You see, the problem isn’t alcohol. Alcohol has calories, yes, but alcohol itself doesn’t make you fat. The culprit is the overconsumption of calories in conjunction with drinking alcohol, which is why it’s important to plan out your drinking days ahead of time.
Step 2: Keep your fat and carb intake low throughout your drinking day.
If possible, keep your consumption of carbs/fats to almost nothing. This will keep your numbers down throughout the day, which will then help prevent fat storage.
Step 3 (Option 1): Eat mainly protein-dense foods and green veggies.
On the day of drinking, you’ll mainly eat protein-dense foods such as red meat, chicken, turkey, fish, low-fat cottage cheese, protein powder, etc. On top of that, you’ll eat an unlimited amount of veggies with it.
- Protein is the most satiating macronutrient, meaning that it keeps you fuller for a longer period of time. Eating mostly protein-dense foods will help to keep your cravings in check throughout the day.
- Eating protein throughout the day will make you less likely to blow your diet when you drink. In other words, it should alleviate the munchies.
- Veggies, meanwhile, are high in fiber and low in caloric content. Again, this helps to keep you full throughout the day while keeping your calories down.
Step 3 (Option 2): Fast throughout the day.
The other approach you can take is to implement intermittent fasting (read this for a primer if you are unfamiliar with IF).
Basically, the way this would work is simple: you won’t eat (or drink anything that has calories) for most of the day up until the time you start drinking. Right before you start drinking is when you’ll have your first meal. Your goal with this meal is to eat as much protein as possible coming from the same lean sources as mentioned in Option 1.
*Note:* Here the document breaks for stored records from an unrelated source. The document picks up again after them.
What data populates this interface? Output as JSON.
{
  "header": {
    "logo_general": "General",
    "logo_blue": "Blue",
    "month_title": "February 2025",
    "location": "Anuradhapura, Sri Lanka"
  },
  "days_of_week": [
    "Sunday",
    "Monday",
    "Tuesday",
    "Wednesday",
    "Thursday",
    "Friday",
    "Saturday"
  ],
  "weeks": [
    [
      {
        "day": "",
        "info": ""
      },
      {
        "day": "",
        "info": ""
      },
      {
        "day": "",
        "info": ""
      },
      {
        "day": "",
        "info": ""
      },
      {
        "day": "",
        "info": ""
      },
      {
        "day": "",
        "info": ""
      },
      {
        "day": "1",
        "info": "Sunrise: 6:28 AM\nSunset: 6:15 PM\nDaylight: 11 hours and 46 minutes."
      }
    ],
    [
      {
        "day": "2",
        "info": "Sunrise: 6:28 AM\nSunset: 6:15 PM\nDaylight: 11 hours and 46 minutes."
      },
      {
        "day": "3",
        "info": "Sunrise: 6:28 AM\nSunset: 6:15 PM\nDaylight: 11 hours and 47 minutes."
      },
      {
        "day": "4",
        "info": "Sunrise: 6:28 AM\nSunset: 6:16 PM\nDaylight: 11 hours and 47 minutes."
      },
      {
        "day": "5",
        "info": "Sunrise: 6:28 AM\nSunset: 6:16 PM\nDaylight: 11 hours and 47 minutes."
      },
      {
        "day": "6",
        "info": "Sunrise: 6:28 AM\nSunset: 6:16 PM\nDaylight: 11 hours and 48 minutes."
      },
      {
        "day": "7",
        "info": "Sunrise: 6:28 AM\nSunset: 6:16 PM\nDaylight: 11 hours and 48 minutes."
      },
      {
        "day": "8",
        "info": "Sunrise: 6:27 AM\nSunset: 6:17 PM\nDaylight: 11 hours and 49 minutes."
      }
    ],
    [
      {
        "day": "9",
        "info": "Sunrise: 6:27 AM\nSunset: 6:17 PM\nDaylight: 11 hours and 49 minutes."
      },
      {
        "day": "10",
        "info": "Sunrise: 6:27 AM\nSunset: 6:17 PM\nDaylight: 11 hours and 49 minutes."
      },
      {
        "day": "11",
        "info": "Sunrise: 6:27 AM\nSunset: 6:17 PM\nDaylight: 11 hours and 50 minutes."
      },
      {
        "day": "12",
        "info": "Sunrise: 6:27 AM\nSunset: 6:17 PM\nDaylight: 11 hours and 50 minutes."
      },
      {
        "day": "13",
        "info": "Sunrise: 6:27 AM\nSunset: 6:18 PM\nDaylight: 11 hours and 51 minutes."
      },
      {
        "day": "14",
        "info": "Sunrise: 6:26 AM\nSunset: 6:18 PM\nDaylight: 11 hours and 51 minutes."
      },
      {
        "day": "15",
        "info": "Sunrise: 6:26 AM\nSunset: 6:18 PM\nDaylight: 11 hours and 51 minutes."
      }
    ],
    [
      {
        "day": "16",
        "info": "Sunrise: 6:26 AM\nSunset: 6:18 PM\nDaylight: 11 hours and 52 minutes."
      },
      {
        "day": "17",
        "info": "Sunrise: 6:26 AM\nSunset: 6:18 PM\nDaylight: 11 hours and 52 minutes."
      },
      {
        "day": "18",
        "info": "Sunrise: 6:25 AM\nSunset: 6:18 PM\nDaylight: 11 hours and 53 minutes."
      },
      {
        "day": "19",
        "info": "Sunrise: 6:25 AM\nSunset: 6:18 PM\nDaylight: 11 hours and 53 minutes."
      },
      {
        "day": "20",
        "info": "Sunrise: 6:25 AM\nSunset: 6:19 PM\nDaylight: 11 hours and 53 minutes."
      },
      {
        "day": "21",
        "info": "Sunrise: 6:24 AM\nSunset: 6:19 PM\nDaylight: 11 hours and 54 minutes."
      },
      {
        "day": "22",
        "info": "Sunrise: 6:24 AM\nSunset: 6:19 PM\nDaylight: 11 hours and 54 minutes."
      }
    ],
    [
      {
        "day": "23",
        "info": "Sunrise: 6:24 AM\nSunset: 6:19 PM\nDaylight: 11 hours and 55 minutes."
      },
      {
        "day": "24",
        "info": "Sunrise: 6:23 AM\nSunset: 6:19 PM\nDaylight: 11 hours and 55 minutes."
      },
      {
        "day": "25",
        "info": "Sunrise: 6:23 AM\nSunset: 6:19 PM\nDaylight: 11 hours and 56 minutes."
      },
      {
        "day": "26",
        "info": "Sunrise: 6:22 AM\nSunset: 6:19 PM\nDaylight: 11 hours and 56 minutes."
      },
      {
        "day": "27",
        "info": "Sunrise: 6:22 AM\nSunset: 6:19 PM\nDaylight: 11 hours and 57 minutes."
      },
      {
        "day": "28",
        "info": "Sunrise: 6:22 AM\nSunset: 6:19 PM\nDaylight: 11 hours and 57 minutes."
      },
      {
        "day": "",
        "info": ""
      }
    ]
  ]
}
By fasting throughout the day, you’ll accomplish two things: 1) you’ll “save” your calories for later and 2) you’ll end up getting drunk faster, which then means there’s a slight chance that you’ll end up drinking less. Less alcohol consumption = less calories.
Side-note: this is more advanced than Option 1, so do this only if you have some experience with intermittent fasting.
Other random tips:
- Good choices of alcohol, calorie-wise, that are better than others: dry wine, vodka, tequila, rum, scotch, and whiskey.
- Drink the above alcohol straight or with zero-calorie mixers like diet soda.
- Limit your alcohol consumption to one or two nights a week because let’s be honest, the more you drink, the more empty calories you’re consuming. This won’t help with your fat loss.
Here’s the best part about all this — if you apply the above protocol every time you drink, and your diet is on-point for the rest of the week, you won’t gain any fat whatsoever. In fact, if you manage to stay on a calorie deficit throughout the week even with one night of heavy drinking, you’ll actually end up losing fat. Awesome, huh?
Oh, and one last thing.
I’m not advocating that you drink on a regular basis. This is merely a guide on how to drink alcohol without letting it ruin your a) social life and b) fat loss progress.
Further reading on alcohol and fitness:
- How to Drink Without Messing Up Your Weight Loss by Lifehacker
- The Alcohol Guide by RippedBody
- The Truth About Alcohol, Fat Loss and Muscle Growth by Leangains